## [DIRECTIONS]
Print each record below word for word.

*** Opening of INPUT FOR THIS TASK ***

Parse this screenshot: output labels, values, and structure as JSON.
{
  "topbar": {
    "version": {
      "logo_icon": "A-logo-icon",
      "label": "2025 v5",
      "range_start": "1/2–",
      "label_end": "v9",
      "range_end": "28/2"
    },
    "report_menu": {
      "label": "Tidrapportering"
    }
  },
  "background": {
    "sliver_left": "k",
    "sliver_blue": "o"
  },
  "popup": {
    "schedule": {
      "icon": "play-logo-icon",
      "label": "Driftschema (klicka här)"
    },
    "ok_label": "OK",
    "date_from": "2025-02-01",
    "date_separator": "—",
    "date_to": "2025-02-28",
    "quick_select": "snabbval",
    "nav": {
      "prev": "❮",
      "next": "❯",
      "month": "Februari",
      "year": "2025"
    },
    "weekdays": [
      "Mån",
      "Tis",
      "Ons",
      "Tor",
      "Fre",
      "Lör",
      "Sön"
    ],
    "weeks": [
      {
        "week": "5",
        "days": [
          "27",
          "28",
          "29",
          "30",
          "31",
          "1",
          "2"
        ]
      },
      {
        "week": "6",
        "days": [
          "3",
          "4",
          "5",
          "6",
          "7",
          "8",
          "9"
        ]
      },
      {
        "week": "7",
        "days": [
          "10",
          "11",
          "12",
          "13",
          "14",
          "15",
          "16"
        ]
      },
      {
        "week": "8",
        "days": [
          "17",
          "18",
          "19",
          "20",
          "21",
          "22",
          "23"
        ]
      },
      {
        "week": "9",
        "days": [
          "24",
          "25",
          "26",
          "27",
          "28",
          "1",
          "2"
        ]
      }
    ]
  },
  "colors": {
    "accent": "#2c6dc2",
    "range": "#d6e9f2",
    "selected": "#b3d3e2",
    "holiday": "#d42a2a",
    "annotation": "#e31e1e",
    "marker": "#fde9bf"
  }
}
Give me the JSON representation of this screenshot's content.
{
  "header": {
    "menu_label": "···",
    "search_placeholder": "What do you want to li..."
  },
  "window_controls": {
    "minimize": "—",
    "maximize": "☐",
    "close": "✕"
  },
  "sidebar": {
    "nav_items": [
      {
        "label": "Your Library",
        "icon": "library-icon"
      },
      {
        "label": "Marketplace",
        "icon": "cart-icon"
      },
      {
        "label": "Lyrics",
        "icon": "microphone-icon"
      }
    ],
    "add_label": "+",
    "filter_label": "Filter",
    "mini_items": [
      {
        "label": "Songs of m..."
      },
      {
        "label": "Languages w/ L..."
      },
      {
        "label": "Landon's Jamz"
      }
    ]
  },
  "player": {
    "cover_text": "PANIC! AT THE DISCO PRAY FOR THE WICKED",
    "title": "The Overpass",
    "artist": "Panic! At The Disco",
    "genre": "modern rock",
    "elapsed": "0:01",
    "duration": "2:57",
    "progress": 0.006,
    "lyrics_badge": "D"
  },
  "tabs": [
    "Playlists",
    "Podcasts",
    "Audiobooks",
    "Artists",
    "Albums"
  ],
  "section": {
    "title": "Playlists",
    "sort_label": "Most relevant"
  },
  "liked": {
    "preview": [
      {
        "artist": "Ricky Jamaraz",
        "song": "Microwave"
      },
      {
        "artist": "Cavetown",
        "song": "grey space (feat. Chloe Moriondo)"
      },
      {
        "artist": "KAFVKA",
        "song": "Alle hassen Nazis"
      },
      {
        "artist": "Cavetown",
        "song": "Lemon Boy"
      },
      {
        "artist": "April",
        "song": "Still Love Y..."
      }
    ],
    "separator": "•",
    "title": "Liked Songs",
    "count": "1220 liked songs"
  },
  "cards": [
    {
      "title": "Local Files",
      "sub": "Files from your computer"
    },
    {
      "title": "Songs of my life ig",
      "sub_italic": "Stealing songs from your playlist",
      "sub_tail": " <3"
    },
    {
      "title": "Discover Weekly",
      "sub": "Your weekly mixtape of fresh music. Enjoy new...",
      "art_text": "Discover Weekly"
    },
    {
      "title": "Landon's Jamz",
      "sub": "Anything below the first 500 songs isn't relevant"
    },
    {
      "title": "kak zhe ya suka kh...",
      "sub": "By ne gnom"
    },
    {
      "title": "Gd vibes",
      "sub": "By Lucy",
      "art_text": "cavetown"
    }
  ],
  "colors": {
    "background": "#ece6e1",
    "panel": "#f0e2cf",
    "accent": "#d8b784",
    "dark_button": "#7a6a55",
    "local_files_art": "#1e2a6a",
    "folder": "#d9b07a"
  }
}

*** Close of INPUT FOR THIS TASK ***

## [WRITTEN SOLUTION]
Parse this screenshot: output labels, values, and structure as JSON.
{
  "topbar": {
    "version": {
      "logo_icon": "A-logo-icon",
      "label": "2025 v5",
      "range_start": "1/2–",
      "label_end": "v9",
      "range_end": "28/2"
    },
    "report_menu": {
      "label": "Tidrapportering"
    }
  },
  "background": {
    "sliver_left": "k",
    "sliver_blue": "o"
  },
  "popup": {
    "schedule": {
      "icon": "play-logo-icon",
      "label": "Driftschema (klicka här)"
    },
    "ok_label": "OK",
    "date_from": "2025-02-01",
    "date_separator": "—",
    "date_to": "2025-02-28",
    "quick_select": "snabbval",
    "nav": {
      "prev": "❮",
      "next": "❯",
      "month": "Februari",
      "year": "2025"
    },
    "weekdays": [
      "Mån",
      "Tis",
      "Ons",
      "Tor",
      "Fre",
      "Lör",
      "Sön"
    ],
    "weeks": [
      {
        "week": "5",
        "days": [
          "27",
          "28",
          "29",
          "30",
          "31",
          "1",
          "2"
        ]
      },
      {
        "week": "6",
        "days": [
          "3",
          "4",
          "5",
          "6",
          "7",
          "8",
          "9"
        ]
      },
      {
        "week": "7",
        "days": [
          "10",
          "11",
          "12",
          "13",
          "14",
          "15",
          "16"
        ]
      },
      {
        "week": "8",
        "days": [
          "17",
          "18",
          "19",
          "20",
          "21",
          "22",
          "23"
        ]
      },
      {
        "week": "9",
        "days": [
          "24",
          "25",
          "26",
          "27",
          "28",
          "1",
          "2"
        ]
      }
    ]
  },
  "colors": {
    "accent": "#2c6dc2",
    "range": "#d6e9f2",
    "selected": "#b3d3e2",
    "holiday": "#d42a2a",
    "annotation": "#e31e1e",
    "marker": "#fde9bf"
  }
}
Give me the JSON representation of this screenshot's content.
{
  "header": {
    "menu_label": "···",
    "search_placeholder": "What do you want to li..."
  },
  "window_controls": {
    "minimize": "—",
    "maximize": "☐",
    "close": "✕"
  },
  "sidebar": {
    "nav_items": [
      {
        "label": "Your Library",
        "icon": "library-icon"
      },
      {
        "label": "Marketplace",
        "icon": "cart-icon"
      },
      {
        "label": "Lyrics",
        "icon": "microphone-icon"
      }
    ],
    "add_label": "+",
    "filter_label": "Filter",
    "mini_items": [
      {
        "label": "Songs of m..."
      },
      {
        "label": "Languages w/ L..."
      },
      {
        "label": "Landon's Jamz"
      }
    ]
  },
  "player": {
    "cover_text": "PANIC! AT THE DISCO PRAY FOR THE WICKED",
    "title": "The Overpass",
    "artist": "Panic! At The Disco",
    "genre": "modern rock",
    "elapsed": "0:01",
    "duration": "2:57",
    "progress": 0.006,
    "lyrics_badge": "D"
  },
  "tabs": [
    "Playlists",
    "Podcasts",
    "Audiobooks",
    "Artists",
    "Albums"
  ],
  "section": {
    "title": "Playlists",
    "sort_label": "Most relevant"
  },
  "liked": {
    "preview": [
      {
        "artist": "Ricky Jamaraz",
        "song": "Microwave"
      },
      {
        "artist": "Cavetown",
        "song": "grey space (feat. Chloe Moriondo)"
      },
      {
        "artist": "KAFVKA",
        "song": "Alle hassen Nazis"
      },
      {
        "artist": "Cavetown",
        "song": "Lemon Boy"
      },
      {
        "artist": "April",
        "song": "Still Love Y..."
      }
    ],
    "separator": "•",
    "title": "Liked Songs",
    "count": "1220 liked songs"
  },
  "cards": [
    {
      "title": "Local Files",
      "sub": "Files from your computer"
    },
    {
      "title": "Songs of my life ig",
      "sub_italic": "Stealing songs from your playlist",
      "sub_tail": " <3"
    },
    {
      "title": "Discover Weekly",
      "sub": "Your weekly mixtape of fresh music. Enjoy new...",
      "art_text": "Discover Weekly"
    },
    {
      "title": "Landon's Jamz",
      "sub": "Anything below the first 500 songs isn't relevant"
    },
    {
      "title": "kak zhe ya suka kh...",
      "sub": "By ne gnom"
    },
    {
      "title": "Gd vibes",
      "sub": "By Lucy",
      "art_text": "cavetown"
    }
  ],
  "colors": {
    "background": "#ece6e1",
    "panel": "#f0e2cf",
    "accent": "#d8b784",
    "dark_button": "#7a6a55",
    "local_files_art": "#1e2a6a",
    "folder": "#d9b07a"
  }
}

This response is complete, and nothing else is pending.